Add 1/4 tsp. canning salt to the top of each packed jar, wipe rim with clean, damp cloth, cover with lid and screw band finger-tip tight.

These handy little wands with magnets on the end are great for picking the lids out of the hot water.

When the jars are packed, load your canner (with approximately three inches of water in the bottom). You want enough water that it won't evaporate, but you do not want to cover the first layer of jars. Some people put a second rack on top of the first layer of jars before adding the second layer. If you don't have a second rack, just stagger the jars so each jar on the second layer is resting on two jars from the first layer.

If you have two canners, yay for you! You can make a double batch!

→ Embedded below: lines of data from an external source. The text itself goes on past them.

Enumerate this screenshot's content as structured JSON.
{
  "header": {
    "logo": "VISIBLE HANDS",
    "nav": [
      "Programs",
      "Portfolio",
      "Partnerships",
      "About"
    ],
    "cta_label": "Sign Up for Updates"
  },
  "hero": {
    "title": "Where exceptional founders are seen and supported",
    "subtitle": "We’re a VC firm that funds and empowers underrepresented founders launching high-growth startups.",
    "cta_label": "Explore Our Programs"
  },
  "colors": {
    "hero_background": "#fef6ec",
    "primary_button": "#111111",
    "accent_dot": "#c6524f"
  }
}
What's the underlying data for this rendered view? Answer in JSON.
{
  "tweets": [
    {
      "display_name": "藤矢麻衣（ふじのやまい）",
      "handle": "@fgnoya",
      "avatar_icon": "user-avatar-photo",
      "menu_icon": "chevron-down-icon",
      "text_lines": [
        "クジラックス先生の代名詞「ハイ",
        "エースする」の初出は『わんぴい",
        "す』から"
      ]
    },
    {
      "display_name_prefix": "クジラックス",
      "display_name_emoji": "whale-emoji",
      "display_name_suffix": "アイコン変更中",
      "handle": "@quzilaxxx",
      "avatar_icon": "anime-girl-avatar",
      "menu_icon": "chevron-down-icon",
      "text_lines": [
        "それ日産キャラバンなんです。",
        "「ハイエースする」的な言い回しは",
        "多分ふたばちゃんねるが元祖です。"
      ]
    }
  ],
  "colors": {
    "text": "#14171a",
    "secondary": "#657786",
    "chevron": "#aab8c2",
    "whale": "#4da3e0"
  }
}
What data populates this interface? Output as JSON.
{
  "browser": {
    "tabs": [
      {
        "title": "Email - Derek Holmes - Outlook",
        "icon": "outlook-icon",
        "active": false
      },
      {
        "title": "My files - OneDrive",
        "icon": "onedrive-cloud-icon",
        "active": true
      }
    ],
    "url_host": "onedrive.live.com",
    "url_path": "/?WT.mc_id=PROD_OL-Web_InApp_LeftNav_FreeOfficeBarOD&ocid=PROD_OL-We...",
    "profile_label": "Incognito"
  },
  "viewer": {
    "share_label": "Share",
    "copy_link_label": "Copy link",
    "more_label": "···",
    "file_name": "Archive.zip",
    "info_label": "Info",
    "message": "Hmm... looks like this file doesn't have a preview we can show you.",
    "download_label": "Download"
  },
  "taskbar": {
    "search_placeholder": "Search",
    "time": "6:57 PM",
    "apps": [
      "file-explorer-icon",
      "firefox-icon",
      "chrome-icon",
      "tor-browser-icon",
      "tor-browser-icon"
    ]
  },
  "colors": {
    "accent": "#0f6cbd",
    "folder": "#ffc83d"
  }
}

Now for the hard part. ;) Drag you rocking chair right into your kitchen, and grab a really good read. You're going to be here a while!

Leaving the steam escape valve open, exhaust you canner for about six to eight minutes. This means that steam should be coming out in a steady stream without breaks for about six minutes before you close the valve and begin building pressure in your canner. When the pressure gets to 10 lbs., set your timer for 75 minutes. Now settle in with your book, and keep watch over your canner, keeping the pressure as near 10 lbs. as possible. Don't allow it to fluctuate too rapidly, as this will create a vacuum that will such the liquid out of your jars.
At this point you may be wondering, "What liquid?" It's magic, I tell you, magic! The meat has a LOT of liquid in it without you having to add any. It makes it's own heavenly broth as it cooks in the jars. That broth is one of my favorite results of this whole process.
It may take a minute or two for you to get the pressure to stay relatively steady. Just adjust your flame little by little until it levels off. When the time's up, turn off the heat and wait. And wait...and wait...(I'm not very patient, especially this close to the end. I just want to see the results!)...until the pressure is at zero. You don't want to release the pressure quickly for two important reasons. First of all, the steam is HOT! And very importantly, if you do, you'll cause liquid to be sucked out of your jars. This could definitely interfere with your jars sealing properly, and you'll loose all the wonderful broth. And it is wonderful, I tell you!

We had to break into a jar when it was still warm. Oh, it was so good! The broth was wonderful, perfectly salted. The meat was oh so perfectly tender. Pressure canning absolutely transforms tough meats! You just won't believe it...until you try it! :) Enjoy!


  1. Excellent tutorial, Patty. The pictures add so much. Is there any reason why you didn't use quart jars?

    Thanks for taking the time to do this.

  2. I am SO glad you posted this. My grandma (now passed away) used to make us canned venison all the time when we were really little. I LOVED it. Now everyone is asking me to can venison and I don't have a clue how to do it. This tutorial is VERY much appreciated!!! Now I just have to find myself a pressure canner and I'm ready to go. :)

  3. Excellent post! Bravo to you and hubby for all this hard work! Now, what types of recipes do you use the canned meat in, I'm filing this all away for future use :)

    A pressure canner is on my birthday list for next year!

  4. And - what a gorgeous new header photo!

  5. Hey Mama Pea-
    There's probably not a really good reason for choosing pints. That's what was used by the people I learned from, so without really thinking about it I did the same. Also, you have to increase the canning time with larger jars, and 75 minutes was long enough for me. :)

  6. Mama Tea-
    I'm so glad you enjoyed the post, and that you found it helpful. I was so glad to learn from someone else who had a failry easy method.

    I'm going to use it any time I need something fast. It would be great with the broth thickened up for a stir fry, or made into a gravy for a roast venison sandwich or over rice or potatoes...Now I'm drawing a blank. Can't think of anything else right now.